\$\begingroup\$

This question already has an answer here:

I am very much a software person and a rookie in electronics.

I am trying to understand why do we need Diode D1 in the diagram explained in this post:

http://www.susa.net/wordpress/2012/06/raspberry-pi-relay-using-gpio/ enter image description here

I understand the need to the transistor to protect the GPIO pin; however, do we actually need D1? Is it a nice to have or if I don't use it, I damage my PI?

Thank you,

\$\endgroup\$

marked as duplicate by Tom Carpenter, Null, JRE, Daniel Grillo, The Photon Oct 21 '15 at 17:28

This question has been asked before and already has an answer. If those answers do not fully address your question, please ask a new question.

migrated from raspberrypi.stackexchange.com Oct 21 '15 at 15:18

This question came from our site for users and developers of hardware and software for Raspberry Pi.

4
\$\begingroup\$

Yes, we need that diode - the so called flyback diode. It prevents the premature death of the transistor due to the voltage spike across the inductive load when its supply voltage is suddenly reduced or removed - aka when turning off the relay.

\$\endgroup\$
  • \$\begingroup\$ Thank you @Ghanima. One more related question before I mark it as the answer. Can I replace the Diode with an LED, so I can see if the relay is activated or not? If not, can I just add an LED beside the diode to have the visual indicator? \$\endgroup\$ – Allan Xu Oct 22 '15 at 4:33
  • \$\begingroup\$ No, you cannot exchange this diode for an LED. For one thing, its polarity is reversed compared to the forward direction of an LED to operate, This is because it is supposed to snuff the induced current during turning of the coil - which according te Lenz's Law: "If an induced current flows, its direction is always such that it will oppose the change which produced it." What could be done is to add an LED with proper series resistor in parallel to the relay. If the current of the driving transistor is not exceeded it should work out. Low current LED should not add that much compared to relay. \$\endgroup\$ – Ghanima Oct 22 '15 at 5:46
  • \$\begingroup\$ so, in essence, I should be able to parallel other things (such as 2nd relay of LED) as long as I do not exceed the current of the transistor. Right? \$\endgroup\$ – Allan Xu Oct 22 '15 at 11:55
3
\$\begingroup\$

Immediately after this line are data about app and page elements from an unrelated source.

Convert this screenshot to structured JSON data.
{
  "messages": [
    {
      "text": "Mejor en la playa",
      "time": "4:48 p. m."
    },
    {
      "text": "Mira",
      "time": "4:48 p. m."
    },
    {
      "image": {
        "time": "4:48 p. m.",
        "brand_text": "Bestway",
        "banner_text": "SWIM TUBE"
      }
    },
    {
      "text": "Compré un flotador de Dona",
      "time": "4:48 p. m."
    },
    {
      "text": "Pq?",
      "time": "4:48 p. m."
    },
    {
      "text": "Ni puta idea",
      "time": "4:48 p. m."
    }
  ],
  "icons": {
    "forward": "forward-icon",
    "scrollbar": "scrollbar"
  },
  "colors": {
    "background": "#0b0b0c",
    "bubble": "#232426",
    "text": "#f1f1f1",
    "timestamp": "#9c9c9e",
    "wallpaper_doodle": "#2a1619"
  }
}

That diode is a flyback diode, sometimes called a snubber diode. You will see these wherever there is an inductor being switched on and off. The characteristic behavior of an inductor is that is opposes changes in current. When the transistor Q1 tries to switch off the inductor inside the relay REL1, the inductor tries to oppose this change in current. It does this by increasing the voltage on it's terminals. If you switch off the inductor really quickly, you will get a huge voltage spike from the inductor (hundreds, possibly even thousands of volts depending on the inductor). This voltage spike is called a transient, flyback, or inductive kick. The diode is there so that when the inductor is switched off, there is a path for the current to flow and dissipate through without producing a voltage spike.

So, yes, you definitely need the diode. Without it you would probably blow up Q1 when you switch off the relay, and possibly damage your Pi.

\$\endgroup\$

Not the answer you're looking for? Browse other questions tagged or ask your own question.